Task: Output all of the data below exactly as given.
=== Supplied data ===
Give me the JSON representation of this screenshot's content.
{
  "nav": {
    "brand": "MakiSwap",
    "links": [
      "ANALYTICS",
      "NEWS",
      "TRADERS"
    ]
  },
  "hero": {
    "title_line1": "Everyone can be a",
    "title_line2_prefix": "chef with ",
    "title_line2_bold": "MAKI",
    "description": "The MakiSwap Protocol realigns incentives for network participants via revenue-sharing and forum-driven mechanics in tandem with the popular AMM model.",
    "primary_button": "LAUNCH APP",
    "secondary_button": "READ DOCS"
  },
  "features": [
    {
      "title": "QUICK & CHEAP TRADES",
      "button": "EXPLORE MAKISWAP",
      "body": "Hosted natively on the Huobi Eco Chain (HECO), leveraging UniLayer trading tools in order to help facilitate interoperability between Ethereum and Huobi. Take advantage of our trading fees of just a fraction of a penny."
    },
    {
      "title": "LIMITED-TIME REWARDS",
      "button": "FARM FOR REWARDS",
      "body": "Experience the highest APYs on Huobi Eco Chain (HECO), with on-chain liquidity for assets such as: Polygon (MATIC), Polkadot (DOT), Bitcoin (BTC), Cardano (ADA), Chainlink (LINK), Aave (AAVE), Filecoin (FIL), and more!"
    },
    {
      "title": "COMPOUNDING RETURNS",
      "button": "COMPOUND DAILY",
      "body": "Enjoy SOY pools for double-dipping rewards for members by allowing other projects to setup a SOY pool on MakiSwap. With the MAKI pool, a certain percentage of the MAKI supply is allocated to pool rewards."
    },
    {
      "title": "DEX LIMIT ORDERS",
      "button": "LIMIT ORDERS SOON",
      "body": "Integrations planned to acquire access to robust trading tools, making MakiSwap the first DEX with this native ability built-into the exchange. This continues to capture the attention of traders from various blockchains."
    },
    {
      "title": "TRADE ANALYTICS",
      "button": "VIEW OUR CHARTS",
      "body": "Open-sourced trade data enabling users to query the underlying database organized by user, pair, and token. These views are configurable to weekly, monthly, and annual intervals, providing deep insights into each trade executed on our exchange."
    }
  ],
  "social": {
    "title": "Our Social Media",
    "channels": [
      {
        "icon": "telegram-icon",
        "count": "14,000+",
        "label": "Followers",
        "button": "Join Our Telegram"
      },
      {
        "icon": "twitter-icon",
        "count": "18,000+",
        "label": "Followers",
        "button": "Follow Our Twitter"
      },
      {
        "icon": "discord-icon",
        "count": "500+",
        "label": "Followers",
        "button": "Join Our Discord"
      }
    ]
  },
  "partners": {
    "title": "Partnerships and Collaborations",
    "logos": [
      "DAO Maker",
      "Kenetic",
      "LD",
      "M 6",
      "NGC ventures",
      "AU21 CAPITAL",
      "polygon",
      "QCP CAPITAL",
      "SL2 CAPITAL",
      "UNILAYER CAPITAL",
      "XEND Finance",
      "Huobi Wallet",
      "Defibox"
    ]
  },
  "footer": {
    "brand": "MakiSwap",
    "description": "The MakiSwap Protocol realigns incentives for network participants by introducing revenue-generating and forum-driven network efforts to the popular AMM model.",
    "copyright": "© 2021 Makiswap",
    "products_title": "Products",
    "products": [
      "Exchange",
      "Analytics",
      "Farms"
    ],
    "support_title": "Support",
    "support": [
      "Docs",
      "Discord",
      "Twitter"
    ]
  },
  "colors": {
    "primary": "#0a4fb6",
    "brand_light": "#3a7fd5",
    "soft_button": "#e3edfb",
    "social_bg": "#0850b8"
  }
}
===
Written answer:
Give me the JSON representation of this screenshot's content.
{
  "nav": {
    "brand": "MakiSwap",
    "links": [
      "ANALYTICS",
      "NEWS",
      "TRADERS"
    ]
  },
  "hero": {
    "title_line1": "Everyone can be a",
    "title_line2_prefix": "chef with ",
    "title_line2_bold": "MAKI",
    "description": "The MakiSwap Protocol realigns incentives for network participants via revenue-sharing and forum-driven mechanics in tandem with the popular AMM model.",
    "primary_button": "LAUNCH APP",
    "secondary_button": "READ DOCS"
  },
  "features": [
    {
      "title": "QUICK & CHEAP TRADES",
      "button": "EXPLORE MAKISWAP",
      "body": "Hosted natively on the Huobi Eco Chain (HECO), leveraging UniLayer trading tools in order to help facilitate interoperability between Ethereum and Huobi. Take advantage of our trading fees of just a fraction of a penny."
    },
    {
      "title": "LIMITED-TIME REWARDS",
      "button": "FARM FOR REWARDS",
      "body": "Experience the highest APYs on Huobi Eco Chain (HECO), with on-chain liquidity for assets such as: Polygon (MATIC), Polkadot (DOT), Bitcoin (BTC), Cardano (ADA), Chainlink (LINK), Aave (AAVE), Filecoin (FIL), and more!"
    },
    {
      "title": "COMPOUNDING RETURNS",
      "button": "COMPOUND DAILY",
      "body": "Enjoy SOY pools for double-dipping rewards for members by allowing other projects to setup a SOY pool on MakiSwap. With the MAKI pool, a certain percentage of the MAKI supply is allocated to pool rewards."
    },
    {
      "title": "DEX LIMIT ORDERS",
      "button": "LIMIT ORDERS SOON",
      "body": "Integrations planned to acquire access to robust trading tools, making MakiSwap the first DEX with this native ability built-into the exchange. This continues to capture the attention of traders from various blockchains."
    },
    {
      "title": "TRADE ANALYTICS",
      "button": "VIEW OUR CHARTS",
      "body": "Open-sourced trade data enabling users to query the underlying database organized by user, pair, and token. These views are configurable to weekly, monthly, and annual intervals, providing deep insights into each trade executed on our exchange."
    }
  ],
  "social": {
    "title": "Our Social Media",
    "channels": [
      {
        "icon": "telegram-icon",
        "count": "14,000+",
        "label": "Followers",
        "button": "Join Our Telegram"
      },
      {
        "icon": "twitter-icon",
        "count": "18,000+",
        "label": "Followers",
        "button": "Follow Our Twitter"
      },
      {
        "icon": "discord-icon",
        "count": "500+",
        "label": "Followers",
        "button": "Join Our Discord"
      }
    ]
  },
  "partners": {
    "title": "Partnerships and Collaborations",
    "logos": [
      "DAO Maker",
      "Kenetic",
      "LD",
      "M 6",
      "NGC ventures",
      "AU21 CAPITAL",
      "polygon",
      "QCP CAPITAL",
      "SL2 CAPITAL",
      "UNILAYER CAPITAL",
      "XEND Finance",
      "Huobi Wallet",
      "Defibox"
    ]
  },
  "footer": {
    "brand": "MakiSwap",
    "description": "The MakiSwap Protocol realigns incentives for network participants by introducing revenue-generating and forum-driven network efforts to the popular AMM model.",
    "copyright": "© 2021 Makiswap",
    "products_title": "Products",
    "products": [
      "Exchange",
      "Analytics",
      "Farms"
    ],
    "support_title": "Support",
    "support": [
      "Docs",
      "Discord",
      "Twitter"
    ]
  },
  "colors": {
    "primary": "#0a4fb6",
    "brand_light": "#3a7fd5",
    "soft_button": "#e3edfb",
    "social_bg": "#0850b8"
  }
}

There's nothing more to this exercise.